%%
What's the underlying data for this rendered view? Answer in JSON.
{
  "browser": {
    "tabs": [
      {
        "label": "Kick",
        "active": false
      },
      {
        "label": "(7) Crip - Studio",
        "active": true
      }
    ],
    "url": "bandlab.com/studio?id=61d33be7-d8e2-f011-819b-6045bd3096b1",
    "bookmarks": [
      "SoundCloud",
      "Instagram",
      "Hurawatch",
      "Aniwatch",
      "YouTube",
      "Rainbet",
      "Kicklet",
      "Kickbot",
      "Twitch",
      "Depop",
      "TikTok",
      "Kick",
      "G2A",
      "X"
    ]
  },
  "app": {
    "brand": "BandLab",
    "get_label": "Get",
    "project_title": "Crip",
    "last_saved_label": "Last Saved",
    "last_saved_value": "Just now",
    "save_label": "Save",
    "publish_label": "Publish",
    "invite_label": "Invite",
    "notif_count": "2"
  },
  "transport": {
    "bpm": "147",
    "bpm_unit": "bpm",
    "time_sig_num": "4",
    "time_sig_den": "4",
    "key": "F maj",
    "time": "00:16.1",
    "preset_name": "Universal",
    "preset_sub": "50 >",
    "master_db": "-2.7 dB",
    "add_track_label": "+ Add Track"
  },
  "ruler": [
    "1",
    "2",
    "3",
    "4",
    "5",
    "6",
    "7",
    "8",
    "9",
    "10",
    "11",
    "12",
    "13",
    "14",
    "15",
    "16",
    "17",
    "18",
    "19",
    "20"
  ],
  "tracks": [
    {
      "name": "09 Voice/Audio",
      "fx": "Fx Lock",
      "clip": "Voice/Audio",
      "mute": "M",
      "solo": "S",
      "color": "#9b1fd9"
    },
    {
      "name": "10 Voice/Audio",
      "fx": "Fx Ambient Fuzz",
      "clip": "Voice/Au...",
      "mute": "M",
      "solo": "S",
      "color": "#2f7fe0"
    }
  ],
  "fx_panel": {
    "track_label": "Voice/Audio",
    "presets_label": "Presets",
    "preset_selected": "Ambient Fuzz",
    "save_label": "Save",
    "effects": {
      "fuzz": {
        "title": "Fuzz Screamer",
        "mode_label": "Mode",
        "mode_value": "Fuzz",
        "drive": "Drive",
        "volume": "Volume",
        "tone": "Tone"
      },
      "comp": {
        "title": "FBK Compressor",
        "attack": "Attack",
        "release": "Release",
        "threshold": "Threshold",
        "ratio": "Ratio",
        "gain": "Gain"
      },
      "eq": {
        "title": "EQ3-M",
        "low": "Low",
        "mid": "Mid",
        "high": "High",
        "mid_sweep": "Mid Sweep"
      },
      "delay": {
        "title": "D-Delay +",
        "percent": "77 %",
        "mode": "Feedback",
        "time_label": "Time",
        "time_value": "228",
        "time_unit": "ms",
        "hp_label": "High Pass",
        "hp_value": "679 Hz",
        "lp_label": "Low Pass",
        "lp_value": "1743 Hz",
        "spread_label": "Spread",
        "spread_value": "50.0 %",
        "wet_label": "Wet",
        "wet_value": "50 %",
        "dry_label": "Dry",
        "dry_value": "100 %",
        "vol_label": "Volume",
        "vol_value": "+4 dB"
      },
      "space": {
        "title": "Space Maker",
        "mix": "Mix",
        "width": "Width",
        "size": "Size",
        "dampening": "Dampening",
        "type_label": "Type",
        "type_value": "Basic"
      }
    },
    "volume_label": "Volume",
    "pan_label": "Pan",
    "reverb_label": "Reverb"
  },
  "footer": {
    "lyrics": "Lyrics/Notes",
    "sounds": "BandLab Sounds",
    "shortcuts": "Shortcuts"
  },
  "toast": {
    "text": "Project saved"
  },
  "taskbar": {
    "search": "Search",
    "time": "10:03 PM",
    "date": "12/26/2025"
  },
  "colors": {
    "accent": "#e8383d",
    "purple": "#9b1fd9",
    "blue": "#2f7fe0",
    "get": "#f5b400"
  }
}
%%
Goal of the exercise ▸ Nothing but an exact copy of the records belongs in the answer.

Task answer ▸
What's the underlying data for this rendered view? Answer in JSON.
{
  "browser": {
    "tabs": [
      {
        "label": "Kick",
        "active": false
      },
      {
        "label": "(7) Crip - Studio",
        "active": true
      }
    ],
    "url": "bandlab.com/studio?id=61d33be7-d8e2-f011-819b-6045bd3096b1",
    "bookmarks": [
      "SoundCloud",
      "Instagram",
      "Hurawatch",
      "Aniwatch",
      "YouTube",
      "Rainbet",
      "Kicklet",
      "Kickbot",
      "Twitch",
      "Depop",
      "TikTok",
      "Kick",
      "G2A",
      "X"
    ]
  },
  "app": {
    "brand": "BandLab",
    "get_label": "Get",
    "project_title": "Crip",
    "last_saved_label": "Last Saved",
    "last_saved_value": "Just now",
    "save_label": "Save",
    "publish_label": "Publish",
    "invite_label": "Invite",
    "notif_count": "2"
  },
  "transport": {
    "bpm": "147",
    "bpm_unit": "bpm",
    "time_sig_num": "4",
    "time_sig_den": "4",
    "key": "F maj",
    "time": "00:16.1",
    "preset_name": "Universal",
    "preset_sub": "50 >",
    "master_db": "-2.7 dB",
    "add_track_label": "+ Add Track"
  },
  "ruler": [
    "1",
    "2",
    "3",
    "4",
    "5",
    "6",
    "7",
    "8",
    "9",
    "10",
    "11",
    "12",
    "13",
    "14",
    "15",
    "16",
    "17",
    "18",
    "19",
    "20"
  ],
  "tracks": [
    {
      "name": "09 Voice/Audio",
      "fx": "Fx Lock",
      "clip": "Voice/Audio",
      "mute": "M",
      "solo": "S",
      "color": "#9b1fd9"
    },
    {
      "name": "10 Voice/Audio",
      "fx": "Fx Ambient Fuzz",
      "clip": "Voice/Au...",
      "mute": "M",
      "solo": "S",
      "color": "#2f7fe0"
    }
  ],
  "fx_panel": {
    "track_label": "Voice/Audio",
    "presets_label": "Presets",
    "preset_selected": "Ambient Fuzz",
    "save_label": "Save",
    "effects": {
      "fuzz": {
        "title": "Fuzz Screamer",
        "mode_label": "Mode",
        "mode_value": "Fuzz",
        "drive": "Drive",
        "volume": "Volume",
        "tone": "Tone"
      },
      "comp": {
        "title": "FBK Compressor",
        "attack": "Attack",
        "release": "Release",
        "threshold": "Threshold",
        "ratio": "Ratio",
        "gain": "Gain"
      },
      "eq": {
        "title": "EQ3-M",
        "low": "Low",
        "mid": "Mid",
        "high": "High",
        "mid_sweep": "Mid Sweep"
      },
      "delay": {
        "title": "D-Delay +",
        "percent": "77 %",
        "mode": "Feedback",
        "time_label": "Time",
        "time_value": "228",
        "time_unit": "ms",
        "hp_label": "High Pass",
        "hp_value": "679 Hz",
        "lp_label": "Low Pass",
        "lp_value": "1743 Hz",
        "spread_label": "Spread",
        "spread_value": "50.0 %",
        "wet_label": "Wet",
        "wet_value": "50 %",
        "dry_label": "Dry",
        "dry_value": "100 %",
        "vol_label": "Volume",
        "vol_value": "+4 dB"
      },
      "space": {
        "title": "Space Maker",
        "mix": "Mix",
        "width": "Width",
        "size": "Size",
        "dampening": "Dampening",
        "type_label": "Type",
        "type_value": "Basic"
      }
    },
    "volume_label": "Volume",
    "pan_label": "Pan",
    "reverb_label": "Reverb"
  },
  "footer": {
    "lyrics": "Lyrics/Notes",
    "sounds": "BandLab Sounds",
    "shortcuts": "Shortcuts"
  },
  "toast": {
    "text": "Project saved"
  },
  "taskbar": {
    "search": "Search",
    "time": "10:03 PM",
    "date": "12/26/2025"
  },
  "colors": {
    "accent": "#e8383d",
    "purple": "#9b1fd9",
    "blue": "#2f7fe0",
    "get": "#f5b400"
  }
}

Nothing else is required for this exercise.